Most of coastal society despised the idea of champeta. Natives preferred dancing salsa, vallenato or the traditional cumbia. Champeta was the music of thugs, a vulgar expression — the music you hid from your parents and rarely admitted to liking if you weren’t from the slums.
The music itself is loud, with a heavy bass. Sure, there are hints of reggaeton, rap and whatever it is Shakira does. At its roots it is distinctly polyrhythmic, similar to jazz or funk. Unlike similar genres, champeta relies on frantic trance guitars, syncopation, metaphysical harmonies, and harmonies that create a feast for the ears.
When champeta record producer Lucas Silva of Palenque Records first heard the sound on the beaches of Bocagrande, which he wrote in a short memoir for Noisey, he felt, “as if the Gods had assembled in a mystical moment to show me the way of the revolution that was brewing.”

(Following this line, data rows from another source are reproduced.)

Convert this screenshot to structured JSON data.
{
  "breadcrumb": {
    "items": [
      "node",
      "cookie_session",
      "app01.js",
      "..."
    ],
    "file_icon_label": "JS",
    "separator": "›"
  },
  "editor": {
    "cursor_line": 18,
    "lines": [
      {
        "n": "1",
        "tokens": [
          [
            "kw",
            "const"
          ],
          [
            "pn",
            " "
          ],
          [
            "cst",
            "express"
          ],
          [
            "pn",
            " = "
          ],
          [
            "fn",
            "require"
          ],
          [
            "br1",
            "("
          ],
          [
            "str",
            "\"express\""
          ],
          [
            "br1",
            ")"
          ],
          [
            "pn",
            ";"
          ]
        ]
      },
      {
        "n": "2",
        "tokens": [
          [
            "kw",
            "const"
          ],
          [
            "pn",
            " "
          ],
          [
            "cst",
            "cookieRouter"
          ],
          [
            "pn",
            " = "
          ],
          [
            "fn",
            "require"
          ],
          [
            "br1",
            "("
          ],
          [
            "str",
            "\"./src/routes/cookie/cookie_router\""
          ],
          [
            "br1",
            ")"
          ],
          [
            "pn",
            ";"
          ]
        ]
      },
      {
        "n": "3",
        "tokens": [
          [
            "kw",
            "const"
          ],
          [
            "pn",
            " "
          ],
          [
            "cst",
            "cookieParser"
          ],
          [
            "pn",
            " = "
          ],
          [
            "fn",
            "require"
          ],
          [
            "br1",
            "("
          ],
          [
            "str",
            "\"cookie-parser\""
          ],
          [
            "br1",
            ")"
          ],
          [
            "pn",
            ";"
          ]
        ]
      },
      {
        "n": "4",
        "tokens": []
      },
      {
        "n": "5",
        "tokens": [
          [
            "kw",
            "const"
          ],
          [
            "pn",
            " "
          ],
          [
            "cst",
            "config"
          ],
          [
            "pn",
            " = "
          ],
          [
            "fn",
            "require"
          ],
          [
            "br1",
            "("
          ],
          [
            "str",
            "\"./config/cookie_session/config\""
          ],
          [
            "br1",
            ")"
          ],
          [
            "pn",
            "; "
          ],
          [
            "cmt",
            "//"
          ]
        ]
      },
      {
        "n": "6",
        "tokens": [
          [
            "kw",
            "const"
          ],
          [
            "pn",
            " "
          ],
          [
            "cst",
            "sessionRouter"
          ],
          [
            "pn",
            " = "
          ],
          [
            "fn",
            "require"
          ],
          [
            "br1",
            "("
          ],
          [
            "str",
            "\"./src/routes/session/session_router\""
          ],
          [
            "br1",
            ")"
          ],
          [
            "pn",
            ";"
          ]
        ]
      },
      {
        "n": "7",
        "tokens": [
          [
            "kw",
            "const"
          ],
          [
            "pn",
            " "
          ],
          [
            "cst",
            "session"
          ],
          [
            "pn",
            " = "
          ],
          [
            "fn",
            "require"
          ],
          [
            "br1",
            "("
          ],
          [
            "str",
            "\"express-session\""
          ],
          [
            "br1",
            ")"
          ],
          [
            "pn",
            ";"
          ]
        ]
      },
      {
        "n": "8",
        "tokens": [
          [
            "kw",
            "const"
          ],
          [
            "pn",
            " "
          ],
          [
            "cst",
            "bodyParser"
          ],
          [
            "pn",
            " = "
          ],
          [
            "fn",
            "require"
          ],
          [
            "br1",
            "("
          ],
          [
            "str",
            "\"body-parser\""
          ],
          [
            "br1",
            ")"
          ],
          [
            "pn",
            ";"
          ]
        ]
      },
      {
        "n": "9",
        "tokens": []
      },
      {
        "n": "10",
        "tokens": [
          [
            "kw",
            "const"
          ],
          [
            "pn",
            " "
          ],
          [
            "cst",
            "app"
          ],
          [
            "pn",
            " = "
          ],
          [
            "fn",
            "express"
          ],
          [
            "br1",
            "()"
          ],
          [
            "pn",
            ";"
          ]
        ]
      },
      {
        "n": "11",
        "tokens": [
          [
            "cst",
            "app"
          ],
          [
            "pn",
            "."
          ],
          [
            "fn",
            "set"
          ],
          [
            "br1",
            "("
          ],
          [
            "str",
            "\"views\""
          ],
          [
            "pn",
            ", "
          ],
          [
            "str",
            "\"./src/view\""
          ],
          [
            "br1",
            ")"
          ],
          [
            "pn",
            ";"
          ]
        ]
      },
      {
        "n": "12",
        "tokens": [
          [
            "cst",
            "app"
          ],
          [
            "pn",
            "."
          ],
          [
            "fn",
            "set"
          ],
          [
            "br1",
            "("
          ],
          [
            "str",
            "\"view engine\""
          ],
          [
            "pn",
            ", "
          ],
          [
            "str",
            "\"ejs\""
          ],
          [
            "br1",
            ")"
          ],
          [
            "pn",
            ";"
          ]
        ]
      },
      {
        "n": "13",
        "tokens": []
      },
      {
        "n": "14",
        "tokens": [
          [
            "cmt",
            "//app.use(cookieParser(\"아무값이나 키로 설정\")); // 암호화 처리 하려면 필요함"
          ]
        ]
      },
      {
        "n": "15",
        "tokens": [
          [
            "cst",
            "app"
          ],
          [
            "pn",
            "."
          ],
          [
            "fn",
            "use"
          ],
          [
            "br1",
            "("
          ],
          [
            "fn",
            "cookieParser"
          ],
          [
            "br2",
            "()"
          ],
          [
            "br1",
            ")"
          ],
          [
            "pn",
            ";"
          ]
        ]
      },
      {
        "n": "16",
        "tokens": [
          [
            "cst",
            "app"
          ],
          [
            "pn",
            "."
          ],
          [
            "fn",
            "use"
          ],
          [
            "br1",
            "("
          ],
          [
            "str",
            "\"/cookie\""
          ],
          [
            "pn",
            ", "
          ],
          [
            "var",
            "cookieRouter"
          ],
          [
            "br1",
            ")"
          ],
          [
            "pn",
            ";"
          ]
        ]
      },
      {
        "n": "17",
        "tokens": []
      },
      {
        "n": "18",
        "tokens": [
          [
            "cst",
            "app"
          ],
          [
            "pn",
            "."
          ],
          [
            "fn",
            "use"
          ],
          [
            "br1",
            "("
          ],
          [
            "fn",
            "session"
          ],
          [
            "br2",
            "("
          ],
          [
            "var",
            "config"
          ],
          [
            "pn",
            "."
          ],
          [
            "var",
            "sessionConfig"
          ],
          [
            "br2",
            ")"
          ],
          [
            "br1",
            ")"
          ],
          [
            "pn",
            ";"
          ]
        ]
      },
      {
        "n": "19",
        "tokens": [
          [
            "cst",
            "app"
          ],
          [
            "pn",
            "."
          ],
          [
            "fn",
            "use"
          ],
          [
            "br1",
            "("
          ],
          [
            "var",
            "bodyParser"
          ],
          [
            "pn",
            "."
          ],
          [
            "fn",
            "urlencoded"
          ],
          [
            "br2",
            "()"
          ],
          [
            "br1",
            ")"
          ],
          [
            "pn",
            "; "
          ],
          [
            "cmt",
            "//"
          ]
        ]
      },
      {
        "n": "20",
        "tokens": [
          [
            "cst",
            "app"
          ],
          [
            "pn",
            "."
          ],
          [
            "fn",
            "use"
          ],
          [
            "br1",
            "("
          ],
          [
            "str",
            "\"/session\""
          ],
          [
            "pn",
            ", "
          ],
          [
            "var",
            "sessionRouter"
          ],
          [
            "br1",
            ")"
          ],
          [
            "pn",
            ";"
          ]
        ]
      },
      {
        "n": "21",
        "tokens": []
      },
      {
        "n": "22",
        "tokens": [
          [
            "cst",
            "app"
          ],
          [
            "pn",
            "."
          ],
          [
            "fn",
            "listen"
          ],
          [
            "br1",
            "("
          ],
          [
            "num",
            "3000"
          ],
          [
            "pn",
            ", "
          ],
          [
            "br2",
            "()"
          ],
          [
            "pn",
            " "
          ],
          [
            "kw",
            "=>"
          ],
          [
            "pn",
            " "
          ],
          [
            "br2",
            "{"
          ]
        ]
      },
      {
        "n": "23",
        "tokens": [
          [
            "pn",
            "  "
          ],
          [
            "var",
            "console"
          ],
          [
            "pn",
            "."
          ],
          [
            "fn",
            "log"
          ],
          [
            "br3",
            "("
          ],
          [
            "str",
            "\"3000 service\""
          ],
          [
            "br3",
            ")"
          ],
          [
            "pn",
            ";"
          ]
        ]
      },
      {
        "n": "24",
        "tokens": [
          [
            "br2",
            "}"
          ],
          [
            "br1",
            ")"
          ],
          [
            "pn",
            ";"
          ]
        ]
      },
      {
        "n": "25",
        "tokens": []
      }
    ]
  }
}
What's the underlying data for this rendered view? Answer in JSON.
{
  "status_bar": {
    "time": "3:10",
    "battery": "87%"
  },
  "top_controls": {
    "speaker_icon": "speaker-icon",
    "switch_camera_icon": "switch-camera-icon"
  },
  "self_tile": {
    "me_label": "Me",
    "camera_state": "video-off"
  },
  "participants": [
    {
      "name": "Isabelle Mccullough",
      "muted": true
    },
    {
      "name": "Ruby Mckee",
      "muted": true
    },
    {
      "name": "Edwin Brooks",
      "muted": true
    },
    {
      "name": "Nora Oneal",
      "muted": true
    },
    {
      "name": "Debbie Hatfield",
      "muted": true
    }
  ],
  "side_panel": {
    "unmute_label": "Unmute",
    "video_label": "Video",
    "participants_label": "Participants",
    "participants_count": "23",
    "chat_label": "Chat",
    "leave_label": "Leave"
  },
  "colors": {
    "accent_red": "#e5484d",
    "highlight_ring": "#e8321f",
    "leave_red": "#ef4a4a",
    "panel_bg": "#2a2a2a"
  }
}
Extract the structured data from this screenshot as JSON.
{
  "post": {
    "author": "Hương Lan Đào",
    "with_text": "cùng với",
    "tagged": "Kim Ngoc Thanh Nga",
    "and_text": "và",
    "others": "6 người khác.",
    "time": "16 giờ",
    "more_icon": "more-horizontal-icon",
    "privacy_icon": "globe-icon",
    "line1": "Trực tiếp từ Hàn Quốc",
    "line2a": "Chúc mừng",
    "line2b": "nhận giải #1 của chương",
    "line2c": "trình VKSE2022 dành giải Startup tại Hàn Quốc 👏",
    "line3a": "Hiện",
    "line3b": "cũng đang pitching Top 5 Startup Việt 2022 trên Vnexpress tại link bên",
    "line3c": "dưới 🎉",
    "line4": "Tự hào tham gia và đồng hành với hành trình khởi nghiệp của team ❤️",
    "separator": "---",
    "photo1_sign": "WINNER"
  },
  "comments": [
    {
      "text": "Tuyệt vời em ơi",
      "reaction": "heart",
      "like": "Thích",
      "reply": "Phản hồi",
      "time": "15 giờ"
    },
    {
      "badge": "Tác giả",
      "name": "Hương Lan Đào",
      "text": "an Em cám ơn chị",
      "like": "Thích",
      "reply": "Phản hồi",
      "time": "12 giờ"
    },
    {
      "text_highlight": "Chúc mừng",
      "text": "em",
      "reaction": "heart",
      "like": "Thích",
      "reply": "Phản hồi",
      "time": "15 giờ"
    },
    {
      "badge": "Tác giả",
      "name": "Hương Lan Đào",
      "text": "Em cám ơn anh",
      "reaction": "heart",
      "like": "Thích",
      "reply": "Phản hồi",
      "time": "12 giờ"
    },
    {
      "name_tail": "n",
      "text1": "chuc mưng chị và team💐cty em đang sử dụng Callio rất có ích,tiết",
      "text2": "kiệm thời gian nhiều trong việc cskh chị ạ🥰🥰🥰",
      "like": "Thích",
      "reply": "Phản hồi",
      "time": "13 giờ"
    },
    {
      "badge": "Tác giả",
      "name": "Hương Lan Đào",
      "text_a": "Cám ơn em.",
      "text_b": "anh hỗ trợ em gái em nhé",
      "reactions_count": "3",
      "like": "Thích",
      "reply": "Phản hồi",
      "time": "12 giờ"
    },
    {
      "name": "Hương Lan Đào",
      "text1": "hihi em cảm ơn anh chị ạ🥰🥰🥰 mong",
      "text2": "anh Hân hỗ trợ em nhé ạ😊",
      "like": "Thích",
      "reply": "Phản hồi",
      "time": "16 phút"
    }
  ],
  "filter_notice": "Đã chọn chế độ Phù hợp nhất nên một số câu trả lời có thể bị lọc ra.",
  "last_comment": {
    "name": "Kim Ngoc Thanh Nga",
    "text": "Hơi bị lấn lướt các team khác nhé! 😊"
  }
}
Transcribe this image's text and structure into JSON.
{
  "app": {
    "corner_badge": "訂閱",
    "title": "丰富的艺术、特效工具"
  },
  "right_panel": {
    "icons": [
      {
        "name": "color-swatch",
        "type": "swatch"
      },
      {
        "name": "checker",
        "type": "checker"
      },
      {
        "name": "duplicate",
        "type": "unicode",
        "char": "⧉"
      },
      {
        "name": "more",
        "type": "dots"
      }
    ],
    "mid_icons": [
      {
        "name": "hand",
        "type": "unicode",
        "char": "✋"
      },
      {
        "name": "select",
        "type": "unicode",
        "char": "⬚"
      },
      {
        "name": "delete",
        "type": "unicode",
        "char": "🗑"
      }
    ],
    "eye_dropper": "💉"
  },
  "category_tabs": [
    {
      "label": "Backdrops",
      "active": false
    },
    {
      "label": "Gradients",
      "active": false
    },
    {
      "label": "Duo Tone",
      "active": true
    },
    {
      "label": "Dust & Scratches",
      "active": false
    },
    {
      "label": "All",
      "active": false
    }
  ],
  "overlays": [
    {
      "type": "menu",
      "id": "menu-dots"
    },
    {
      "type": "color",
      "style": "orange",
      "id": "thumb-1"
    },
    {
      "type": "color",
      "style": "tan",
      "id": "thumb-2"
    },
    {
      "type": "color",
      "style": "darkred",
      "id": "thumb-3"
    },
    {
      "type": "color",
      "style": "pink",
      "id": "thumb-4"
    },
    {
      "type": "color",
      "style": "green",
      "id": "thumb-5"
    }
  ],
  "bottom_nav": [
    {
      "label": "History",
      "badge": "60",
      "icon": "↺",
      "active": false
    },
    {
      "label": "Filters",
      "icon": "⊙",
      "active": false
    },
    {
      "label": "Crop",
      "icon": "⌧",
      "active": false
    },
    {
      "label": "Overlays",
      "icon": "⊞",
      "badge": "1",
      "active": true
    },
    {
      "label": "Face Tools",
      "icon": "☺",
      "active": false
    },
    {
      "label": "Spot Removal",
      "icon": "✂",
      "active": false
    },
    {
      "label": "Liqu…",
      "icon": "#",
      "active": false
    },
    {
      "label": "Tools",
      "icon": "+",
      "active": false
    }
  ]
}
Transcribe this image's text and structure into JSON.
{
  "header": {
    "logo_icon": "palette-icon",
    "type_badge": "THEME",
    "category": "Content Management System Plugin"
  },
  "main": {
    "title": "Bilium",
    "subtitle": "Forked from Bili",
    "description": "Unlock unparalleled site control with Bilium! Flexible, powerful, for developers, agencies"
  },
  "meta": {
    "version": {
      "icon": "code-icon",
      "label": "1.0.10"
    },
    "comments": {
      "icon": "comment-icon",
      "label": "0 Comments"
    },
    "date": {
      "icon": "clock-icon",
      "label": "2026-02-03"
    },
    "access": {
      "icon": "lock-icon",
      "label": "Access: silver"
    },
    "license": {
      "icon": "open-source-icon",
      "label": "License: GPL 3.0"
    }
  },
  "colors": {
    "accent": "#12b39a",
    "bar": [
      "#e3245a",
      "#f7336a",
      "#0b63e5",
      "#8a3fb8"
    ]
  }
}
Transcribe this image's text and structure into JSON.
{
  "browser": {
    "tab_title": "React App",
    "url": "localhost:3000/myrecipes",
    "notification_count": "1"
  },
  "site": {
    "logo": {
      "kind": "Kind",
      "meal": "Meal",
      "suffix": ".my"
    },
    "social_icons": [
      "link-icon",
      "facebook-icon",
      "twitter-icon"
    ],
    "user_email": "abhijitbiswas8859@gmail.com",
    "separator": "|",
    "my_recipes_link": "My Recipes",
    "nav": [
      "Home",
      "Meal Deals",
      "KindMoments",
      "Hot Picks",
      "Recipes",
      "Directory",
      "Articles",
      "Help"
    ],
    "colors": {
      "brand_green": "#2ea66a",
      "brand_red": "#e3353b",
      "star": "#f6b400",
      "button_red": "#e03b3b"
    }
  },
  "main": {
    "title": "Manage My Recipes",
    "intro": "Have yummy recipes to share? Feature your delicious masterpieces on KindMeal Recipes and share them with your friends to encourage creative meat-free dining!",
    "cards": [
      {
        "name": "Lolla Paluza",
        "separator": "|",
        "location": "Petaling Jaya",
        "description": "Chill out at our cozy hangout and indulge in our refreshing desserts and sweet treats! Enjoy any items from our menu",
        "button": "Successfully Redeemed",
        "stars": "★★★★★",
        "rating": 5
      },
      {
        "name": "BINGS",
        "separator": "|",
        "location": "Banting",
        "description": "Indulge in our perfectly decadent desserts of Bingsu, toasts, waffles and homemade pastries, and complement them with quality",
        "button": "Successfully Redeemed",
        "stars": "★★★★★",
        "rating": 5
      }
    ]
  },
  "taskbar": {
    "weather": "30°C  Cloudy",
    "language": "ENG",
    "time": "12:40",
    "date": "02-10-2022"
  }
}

It wasn’t until the 2000s, 30 years after its inception, that the omnivorous genre broke out of Cartagena — much like how jazz spilled out of New Orleans and punk out of New York’s lower Manhattan — and overtook Colombia. Record companies began bootlegging albums. Labels mimicked the styling and released records by the emerging Afro-Colombian artists (like Wganda Kenya) and even created their own Spanish renditions of popular songs — Fela Kuti’s 1972 hit “Shakara” became “Shakalaode.”
Today, some 20 years after Silva discovered the rhythms along Bocagrande, champeta has revolutionized modern Colombian music. It’s in commercials, all over the radio, and a handful of the country’s most popular songs of 2016 were champeta hits. Slowly, the genre is occupying the pop-culture spaces reserved for salsa and reggaeton.
Although it is still a relatively new trend in cities such as Bogotá and Medellín, Colombians are finally embracing it — similar to how it took decades for rap music to become mainstream in the U.S. Progressive social clubs like Cartagena’s Bazurto Social Club, Bogota’s Bomba Estéreo, and Medellín’s Champetesburgo are helping the cause.
“You want to listen to champeta, you go to Bazurto,” said Juan Pablo Gaviria Muñoz, a coordinator for Colombia’s tourism board, “Go Thursday. We dance all night.” In June 2016, the government of Cartagena affirmed the genre’s musical significance by officially recognizing champeta as “the music of the region.”
“I believe that the history of music in Colombia is divided into two: before and after the champeta and picó,” wrote Silva, “And if you do not believe it, turn on the radio.”